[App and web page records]
::::::::
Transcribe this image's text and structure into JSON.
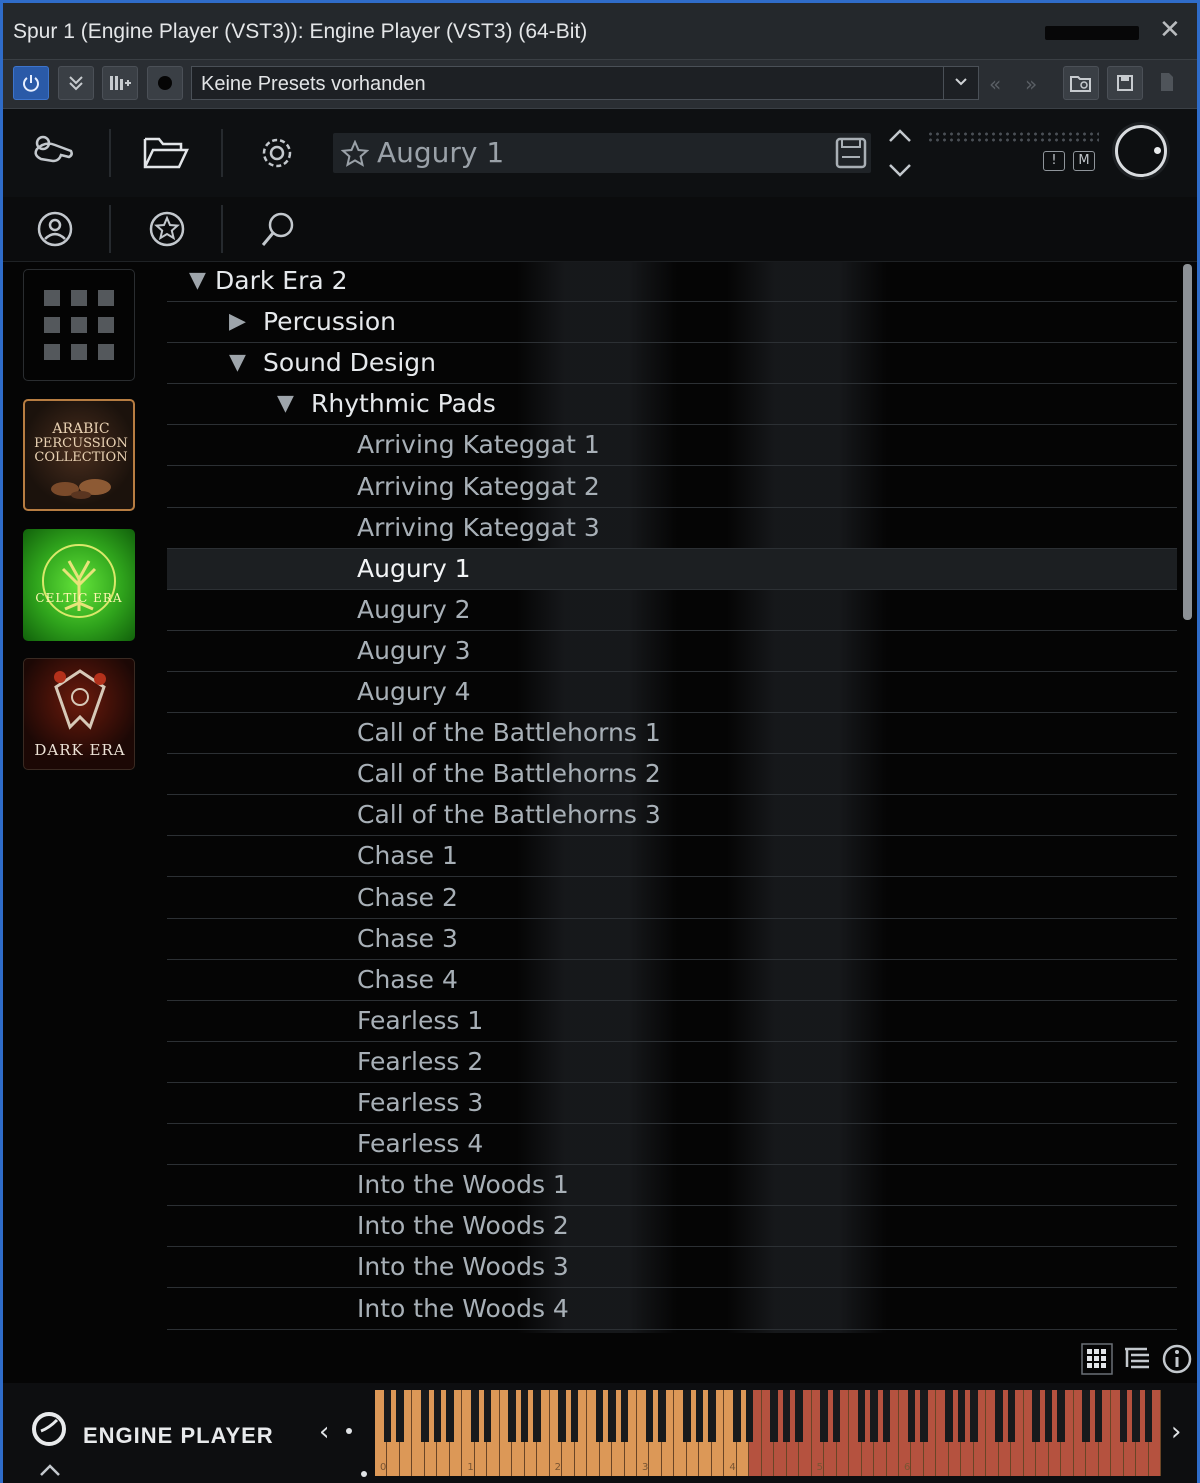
{
  "window": {
    "title": "Spur 1 (Engine Player (VST3)): Engine Player (VST3) (64-Bit)",
    "close_glyph": "✕"
  },
  "host_toolbar": {
    "preset_label": "Keine Presets vorhanden",
    "accent_color": "#2f6cc9"
  },
  "plugin": {
    "patch_name": "Augury 1",
    "solo_label": "!",
    "mute_label": "M",
    "brand": "ENGINE PLAYER"
  },
  "libraries": [
    {
      "name": "grid-view",
      "icon": "grid-icon"
    },
    {
      "name": "ARABIC PERCUSSION COLLECTION",
      "line1": "ARABIC",
      "line2": "PERCUSSION",
      "line3": "COLLECTION"
    },
    {
      "name": "CELTIC ERA",
      "label": "CELTIC ERA"
    },
    {
      "name": "DARK ERA",
      "label": "DARK ERA"
    }
  ],
  "tree": {
    "root": "Dark Era 2",
    "folders": [
      "Percussion",
      "Sound Design",
      "Rhythmic Pads"
    ],
    "patches": [
      "Arriving Kateggat 1",
      "Arriving Kateggat 2",
      "Arriving Kateggat 3",
      "Augury 1",
      "Augury 2",
      "Augury 3",
      "Augury 4",
      "Call of the Battlehorns 1",
      "Call of the Battlehorns 2",
      "Call of the Battlehorns 3",
      "Chase 1",
      "Chase 2",
      "Chase 3",
      "Chase 4",
      "Fearless 1",
      "Fearless 2",
      "Fearless 3",
      "Fearless 4",
      "Into the Woods 1",
      "Into the Woods 2",
      "Into the Woods 3",
      "Into the Woods 4"
    ],
    "selected": "Augury 1"
  },
  "keyboard": {
    "octave_labels": [
      "0",
      "1",
      "2",
      "3",
      "4",
      "5",
      "6"
    ],
    "low_color": "#dc9857",
    "high_color": "#b5523f"
  }
}
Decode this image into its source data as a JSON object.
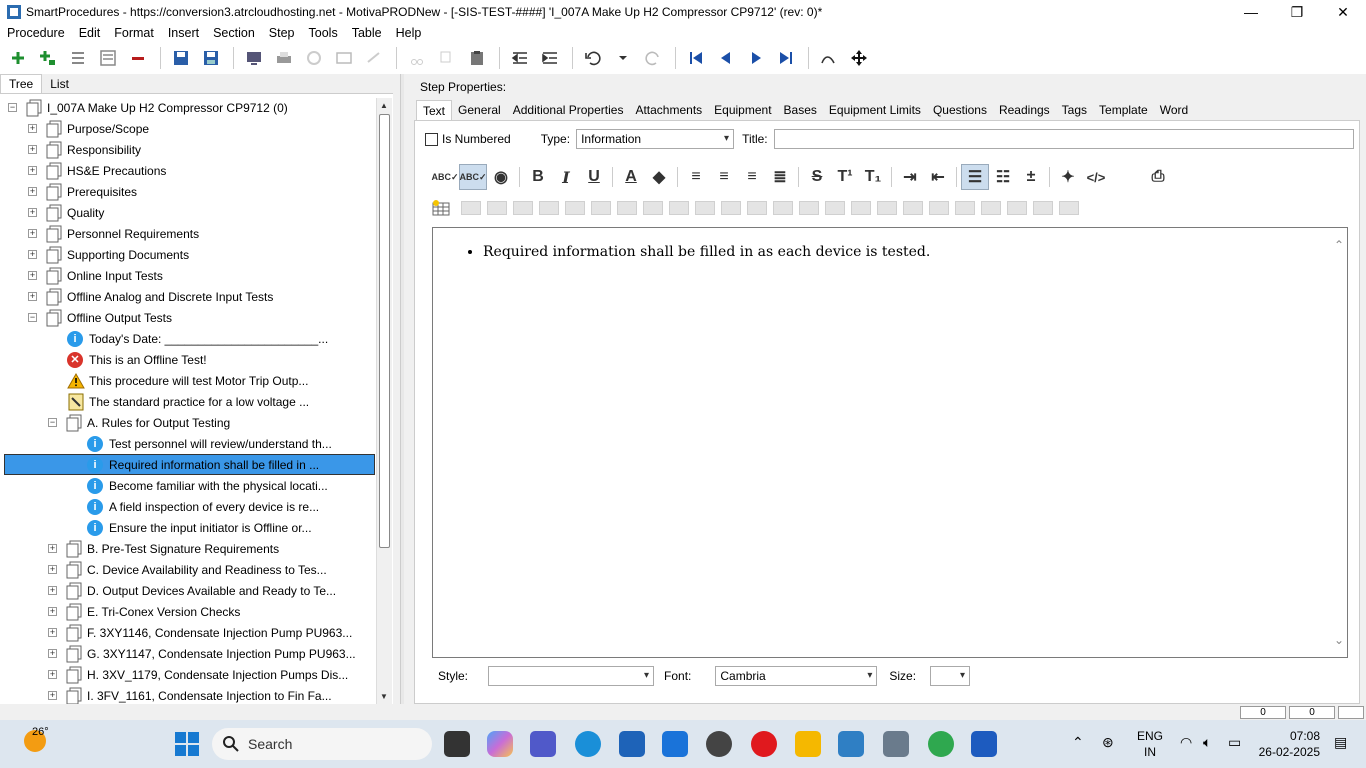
{
  "window": {
    "title": "SmartProcedures - https://conversion3.atrcloudhosting.net - MotivaPRODNew - [-SIS-TEST-####] 'I_007A Make Up H2 Compressor CP9712' (rev: 0)*",
    "minimize": "—",
    "maximize": "❐",
    "close": "✕"
  },
  "menu": [
    "Procedure",
    "Edit",
    "Format",
    "Insert",
    "Section",
    "Step",
    "Tools",
    "Table",
    "Help"
  ],
  "left_tabs": [
    "Tree",
    "List"
  ],
  "tree": {
    "root": "I_007A Make Up H2 Compressor CP9712 (0)",
    "sections": [
      "Purpose/Scope",
      "Responsibility",
      "HS&E Precautions",
      "Prerequisites",
      "Quality",
      "Personnel Requirements",
      "Supporting Documents",
      "Online Input Tests",
      "Offline Analog and Discrete Input Tests",
      "Offline Output Tests"
    ],
    "offline_children": [
      {
        "icon": "info",
        "text": "Today's Date: _______________________..."
      },
      {
        "icon": "error",
        "text": "This is an Offline Test!"
      },
      {
        "icon": "warning",
        "text": "This procedure will test Motor Trip Outp..."
      },
      {
        "icon": "note",
        "text": "The standard practice for a low voltage ..."
      }
    ],
    "subsection_a": "A. Rules for Output Testing",
    "a_children": [
      "Test personnel will review/understand th...",
      "Required information shall be filled in ...",
      "Become familiar with the physical locati...",
      "A field inspection of every device is re...",
      "Ensure the input initiator is Offline or..."
    ],
    "subsections": [
      "B. Pre-Test Signature Requirements",
      "C. Device Availability and Readiness to Tes...",
      "D. Output Devices Available and Ready to Te...",
      "E. Tri-Conex Version Checks",
      "F. 3XY1146, Condensate Injection Pump PU963...",
      "G. 3XY1147, Condensate Injection Pump PU963...",
      "H. 3XV_1179, Condensate Injection Pumps Dis...",
      "I. 3FV_1161, Condensate Injection to Fin Fa..."
    ]
  },
  "step_properties": {
    "label": "Step Properties:",
    "tabs": [
      "Text",
      "General",
      "Additional Properties",
      "Attachments",
      "Equipment",
      "Bases",
      "Equipment Limits",
      "Questions",
      "Readings",
      "Tags",
      "Template",
      "Word"
    ],
    "is_numbered_label": "Is Numbered",
    "type_label": "Type:",
    "type_value": "Information",
    "title_label": "Title:",
    "title_value": "",
    "body_text": "Required information shall be filled in as each device is tested.",
    "style_label": "Style:",
    "style_value": "",
    "font_label": "Font:",
    "font_value": "Cambria",
    "size_label": "Size:",
    "size_value": ""
  },
  "statusbar": {
    "val1": "0",
    "val2": "0"
  },
  "taskbar": {
    "temperature": "26°",
    "search_placeholder": "Search",
    "lang_line1": "ENG",
    "lang_line2": "IN",
    "time": "07:08",
    "date": "26-02-2025"
  }
}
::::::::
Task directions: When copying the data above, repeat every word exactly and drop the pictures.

Answer section:
Transcribe this image's text and structure into JSON.
{
  "window": {
    "title": "Spur 1 (Engine Player (VST3)): Engine Player (VST3) (64-Bit)",
    "close_glyph": "✕"
  },
  "host_toolbar": {
    "preset_label": "Keine Presets vorhanden",
    "accent_color": "#2f6cc9"
  },
  "plugin": {
    "patch_name": "Augury 1",
    "solo_label": "!",
    "mute_label": "M",
    "brand": "ENGINE PLAYER"
  },
  "libraries": [
    {
      "name": "grid-view",
      "icon": "grid-icon"
    },
    {
      "name": "ARABIC PERCUSSION COLLECTION",
      "line1": "ARABIC",
      "line2": "PERCUSSION",
      "line3": "COLLECTION"
    },
    {
      "name": "CELTIC ERA",
      "label": "CELTIC ERA"
    },
    {
      "name": "DARK ERA",
      "label": "DARK ERA"
    }
  ],
  "tree": {
    "root": "Dark Era 2",
    "folders": [
      "Percussion",
      "Sound Design",
      "Rhythmic Pads"
    ],
    "patches": [
      "Arriving Kateggat 1",
      "Arriving Kateggat 2",
      "Arriving Kateggat 3",
      "Augury 1",
      "Augury 2",
      "Augury 3",
      "Augury 4",
      "Call of the Battlehorns 1",
      "Call of the Battlehorns 2",
      "Call of the Battlehorns 3",
      "Chase 1",
      "Chase 2",
      "Chase 3",
      "Chase 4",
      "Fearless 1",
      "Fearless 2",
      "Fearless 3",
      "Fearless 4",
      "Into the Woods 1",
      "Into the Woods 2",
      "Into the Woods 3",
      "Into the Woods 4"
    ],
    "selected": "Augury 1"
  },
  "keyboard": {
    "octave_labels": [
      "0",
      "1",
      "2",
      "3",
      "4",
      "5",
      "6"
    ],
    "low_color": "#dc9857",
    "high_color": "#b5523f"
  }
}
Decode this image into its source data as a JSON object.
{
  "window": {
    "title": "SmartProcedures - https://conversion3.atrcloudhosting.net - MotivaPRODNew - [-SIS-TEST-####] 'I_007A Make Up H2 Compressor CP9712' (rev: 0)*",
    "minimize": "—",
    "maximize": "❐",
    "close": "✕"
  },
  "menu": [
    "Procedure",
    "Edit",
    "Format",
    "Insert",
    "Section",
    "Step",
    "Tools",
    "Table",
    "Help"
  ],
  "left_tabs": [
    "Tree",
    "List"
  ],
  "tree": {
    "root": "I_007A Make Up H2 Compressor CP9712 (0)",
    "sections": [
      "Purpose/Scope",
      "Responsibility",
      "HS&E Precautions",
      "Prerequisites",
      "Quality",
      "Personnel Requirements",
      "Supporting Documents",
      "Online Input Tests",
      "Offline Analog and Discrete Input Tests",
      "Offline Output Tests"
    ],
    "offline_children": [
      {
        "icon": "info",
        "text": "Today's Date: _______________________..."
      },
      {
        "icon": "error",
        "text": "This is an Offline Test!"
      },
      {
        "icon": "warning",
        "text": "This procedure will test Motor Trip Outp..."
      },
      {
        "icon": "note",
        "text": "The standard practice for a low voltage ..."
      }
    ],
    "subsection_a": "A. Rules for Output Testing",
    "a_children": [
      "Test personnel will review/understand th...",
      "Required information shall be filled in ...",
      "Become familiar with the physical locati...",
      "A field inspection of every device is re...",
      "Ensure the input initiator is Offline or..."
    ],
    "subsections": [
      "B. Pre-Test Signature Requirements",
      "C. Device Availability and Readiness to Tes...",
      "D. Output Devices Available and Ready to Te...",
      "E. Tri-Conex Version Checks",
      "F. 3XY1146, Condensate Injection Pump PU963...",
      "G. 3XY1147, Condensate Injection Pump PU963...",
      "H. 3XV_1179, Condensate Injection Pumps Dis...",
      "I. 3FV_1161, Condensate Injection to Fin Fa..."
    ]
  },
  "step_properties": {
    "label": "Step Properties:",
    "tabs": [
      "Text",
      "General",
      "Additional Properties",
      "Attachments",
      "Equipment",
      "Bases",
      "Equipment Limits",
      "Questions",
      "Readings",
      "Tags",
      "Template",
      "Word"
    ],
    "is_numbered_label": "Is Numbered",
    "type_label": "Type:",
    "type_value": "Information",
    "title_label": "Title:",
    "title_value": "",
    "body_text": "Required information shall be filled in as each device is tested.",
    "style_label": "Style:",
    "style_value": "",
    "font_label": "Font:",
    "font_value": "Cambria",
    "size_label": "Size:",
    "size_value": ""
  },
  "statusbar": {
    "val1": "0",
    "val2": "0"
  },
  "taskbar": {
    "temperature": "26°",
    "search_placeholder": "Search",
    "lang_line1": "ENG",
    "lang_line2": "IN",
    "time": "07:08",
    "date": "26-02-2025"
  }
}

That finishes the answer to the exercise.